Every line of the data is to be reproduced exactly.

**Items listed in a dataset**
⟨

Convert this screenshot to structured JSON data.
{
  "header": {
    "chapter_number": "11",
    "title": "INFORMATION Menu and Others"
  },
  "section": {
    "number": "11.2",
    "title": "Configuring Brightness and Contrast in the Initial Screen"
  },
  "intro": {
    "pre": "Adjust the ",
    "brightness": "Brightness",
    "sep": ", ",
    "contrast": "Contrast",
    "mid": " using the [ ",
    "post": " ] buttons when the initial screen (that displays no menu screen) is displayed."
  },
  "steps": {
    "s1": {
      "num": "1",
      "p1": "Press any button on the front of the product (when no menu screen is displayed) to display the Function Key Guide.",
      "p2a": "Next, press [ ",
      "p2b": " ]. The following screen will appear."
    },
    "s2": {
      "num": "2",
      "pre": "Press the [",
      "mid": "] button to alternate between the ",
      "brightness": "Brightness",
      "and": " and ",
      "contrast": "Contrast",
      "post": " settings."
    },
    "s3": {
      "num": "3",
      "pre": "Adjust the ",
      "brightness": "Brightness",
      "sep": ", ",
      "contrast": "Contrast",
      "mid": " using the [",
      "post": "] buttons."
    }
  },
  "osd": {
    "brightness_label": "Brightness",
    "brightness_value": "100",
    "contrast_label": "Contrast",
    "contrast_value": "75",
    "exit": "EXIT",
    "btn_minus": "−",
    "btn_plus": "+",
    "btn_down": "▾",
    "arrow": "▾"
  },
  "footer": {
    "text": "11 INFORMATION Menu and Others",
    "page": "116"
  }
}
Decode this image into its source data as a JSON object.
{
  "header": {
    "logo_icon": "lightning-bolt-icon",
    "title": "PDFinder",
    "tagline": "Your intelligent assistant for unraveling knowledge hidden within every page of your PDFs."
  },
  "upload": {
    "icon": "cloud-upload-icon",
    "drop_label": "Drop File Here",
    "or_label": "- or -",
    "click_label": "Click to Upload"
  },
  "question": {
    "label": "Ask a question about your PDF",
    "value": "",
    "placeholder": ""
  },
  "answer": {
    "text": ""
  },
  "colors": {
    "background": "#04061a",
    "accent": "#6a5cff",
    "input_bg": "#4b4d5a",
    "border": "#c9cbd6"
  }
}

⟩

**WRITTEN RESPONSE**
Convert this screenshot to structured JSON data.
{
  "header": {
    "chapter_number": "11",
    "title": "INFORMATION Menu and Others"
  },
  "section": {
    "number": "11.2",
    "title": "Configuring Brightness and Contrast in the Initial Screen"
  },
  "intro": {
    "pre": "Adjust the ",
    "brightness": "Brightness",
    "sep": ", ",
    "contrast": "Contrast",
    "mid": " using the [ ",
    "post": " ] buttons when the initial screen (that displays no menu screen) is displayed."
  },
  "steps": {
    "s1": {
      "num": "1",
      "p1": "Press any button on the front of the product (when no menu screen is displayed) to display the Function Key Guide.",
      "p2a": "Next, press [ ",
      "p2b": " ]. The following screen will appear."
    },
    "s2": {
      "num": "2",
      "pre": "Press the [",
      "mid": "] button to alternate between the ",
      "brightness": "Brightness",
      "and": " and ",
      "contrast": "Contrast",
      "post": " settings."
    },
    "s3": {
      "num": "3",
      "pre": "Adjust the ",
      "brightness": "Brightness",
      "sep": ", ",
      "contrast": "Contrast",
      "mid": " using the [",
      "post": "] buttons."
    }
  },
  "osd": {
    "brightness_label": "Brightness",
    "brightness_value": "100",
    "contrast_label": "Contrast",
    "contrast_value": "75",
    "exit": "EXIT",
    "btn_minus": "−",
    "btn_plus": "+",
    "btn_down": "▾",
    "arrow": "▾"
  },
  "footer": {
    "text": "11 INFORMATION Menu and Others",
    "page": "116"
  }
}
Decode this image into its source data as a JSON object.
{
  "header": {
    "logo_icon": "lightning-bolt-icon",
    "title": "PDFinder",
    "tagline": "Your intelligent assistant for unraveling knowledge hidden within every page of your PDFs."
  },
  "upload": {
    "icon": "cloud-upload-icon",
    "drop_label": "Drop File Here",
    "or_label": "- or -",
    "click_label": "Click to Upload"
  },
  "question": {
    "label": "Ask a question about your PDF",
    "value": "",
    "placeholder": ""
  },
  "answer": {
    "text": ""
  },
  "colors": {
    "background": "#04061a",
    "accent": "#6a5cff",
    "input_bg": "#4b4d5a",
    "border": "#c9cbd6"
  }
}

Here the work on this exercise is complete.